◆ **Your assignment**
An exact copy of all the entries below is what this task needs.

▼

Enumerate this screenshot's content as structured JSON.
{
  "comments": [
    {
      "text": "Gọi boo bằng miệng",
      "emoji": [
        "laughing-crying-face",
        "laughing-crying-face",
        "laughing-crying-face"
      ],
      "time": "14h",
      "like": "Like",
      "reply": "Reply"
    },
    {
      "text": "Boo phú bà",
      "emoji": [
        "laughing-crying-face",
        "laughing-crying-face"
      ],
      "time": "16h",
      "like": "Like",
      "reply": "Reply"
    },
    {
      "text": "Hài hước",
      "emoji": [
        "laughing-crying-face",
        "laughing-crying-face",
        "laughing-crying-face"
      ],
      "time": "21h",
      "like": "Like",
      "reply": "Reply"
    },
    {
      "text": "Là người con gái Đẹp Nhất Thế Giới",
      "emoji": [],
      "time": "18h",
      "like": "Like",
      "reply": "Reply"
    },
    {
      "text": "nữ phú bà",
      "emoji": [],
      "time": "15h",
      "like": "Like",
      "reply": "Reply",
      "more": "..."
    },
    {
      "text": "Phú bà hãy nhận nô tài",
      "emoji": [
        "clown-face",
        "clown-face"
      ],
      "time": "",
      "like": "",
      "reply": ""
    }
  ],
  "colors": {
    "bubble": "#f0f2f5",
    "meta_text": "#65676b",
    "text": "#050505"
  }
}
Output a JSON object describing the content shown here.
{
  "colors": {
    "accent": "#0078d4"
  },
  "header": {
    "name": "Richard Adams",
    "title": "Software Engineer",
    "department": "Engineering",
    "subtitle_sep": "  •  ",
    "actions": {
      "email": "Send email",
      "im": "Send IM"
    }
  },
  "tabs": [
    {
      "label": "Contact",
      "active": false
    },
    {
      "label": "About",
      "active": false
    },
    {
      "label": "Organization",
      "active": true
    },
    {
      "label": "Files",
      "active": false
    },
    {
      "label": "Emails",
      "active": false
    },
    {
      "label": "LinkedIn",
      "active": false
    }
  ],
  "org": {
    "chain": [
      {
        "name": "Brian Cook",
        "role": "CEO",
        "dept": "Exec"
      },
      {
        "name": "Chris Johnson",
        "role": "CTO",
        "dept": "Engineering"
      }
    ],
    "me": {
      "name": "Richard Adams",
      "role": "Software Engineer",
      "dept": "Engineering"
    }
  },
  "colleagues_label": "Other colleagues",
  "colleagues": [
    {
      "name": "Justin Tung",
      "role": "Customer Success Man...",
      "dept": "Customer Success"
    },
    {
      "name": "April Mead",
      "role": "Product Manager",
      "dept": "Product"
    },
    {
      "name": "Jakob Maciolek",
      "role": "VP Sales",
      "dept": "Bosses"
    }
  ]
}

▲

◆ **Exercise output**
Enumerate this screenshot's content as structured JSON.
{
  "comments": [
    {
      "text": "Gọi boo bằng miệng",
      "emoji": [
        "laughing-crying-face",
        "laughing-crying-face",
        "laughing-crying-face"
      ],
      "time": "14h",
      "like": "Like",
      "reply": "Reply"
    },
    {
      "text": "Boo phú bà",
      "emoji": [
        "laughing-crying-face",
        "laughing-crying-face"
      ],
      "time": "16h",
      "like": "Like",
      "reply": "Reply"
    },
    {
      "text": "Hài hước",
      "emoji": [
        "laughing-crying-face",
        "laughing-crying-face",
        "laughing-crying-face"
      ],
      "time": "21h",
      "like": "Like",
      "reply": "Reply"
    },
    {
      "text": "Là người con gái Đẹp Nhất Thế Giới",
      "emoji": [],
      "time": "18h",
      "like": "Like",
      "reply": "Reply"
    },
    {
      "text": "nữ phú bà",
      "emoji": [],
      "time": "15h",
      "like": "Like",
      "reply": "Reply",
      "more": "..."
    },
    {
      "text": "Phú bà hãy nhận nô tài",
      "emoji": [
        "clown-face",
        "clown-face"
      ],
      "time": "",
      "like": "",
      "reply": ""
    }
  ],
  "colors": {
    "bubble": "#f0f2f5",
    "meta_text": "#65676b",
    "text": "#050505"
  }
}
Output a JSON object describing the content shown here.
{
  "colors": {
    "accent": "#0078d4"
  },
  "header": {
    "name": "Richard Adams",
    "title": "Software Engineer",
    "department": "Engineering",
    "subtitle_sep": "  •  ",
    "actions": {
      "email": "Send email",
      "im": "Send IM"
    }
  },
  "tabs": [
    {
      "label": "Contact",
      "active": false
    },
    {
      "label": "About",
      "active": false
    },
    {
      "label": "Organization",
      "active": true
    },
    {
      "label": "Files",
      "active": false
    },
    {
      "label": "Emails",
      "active": false
    },
    {
      "label": "LinkedIn",
      "active": false
    }
  ],
  "org": {
    "chain": [
      {
        "name": "Brian Cook",
        "role": "CEO",
        "dept": "Exec"
      },
      {
        "name": "Chris Johnson",
        "role": "CTO",
        "dept": "Engineering"
      }
    ],
    "me": {
      "name": "Richard Adams",
      "role": "Software Engineer",
      "dept": "Engineering"
    }
  },
  "colleagues_label": "Other colleagues",
  "colleagues": [
    {
      "name": "Justin Tung",
      "role": "Customer Success Man...",
      "dept": "Customer Success"
    },
    {
      "name": "April Mead",
      "role": "Product Manager",
      "dept": "Product"
    },
    {
      "name": "Jakob Maciolek",
      "role": "VP Sales",
      "dept": "Bosses"
    }
  ]
}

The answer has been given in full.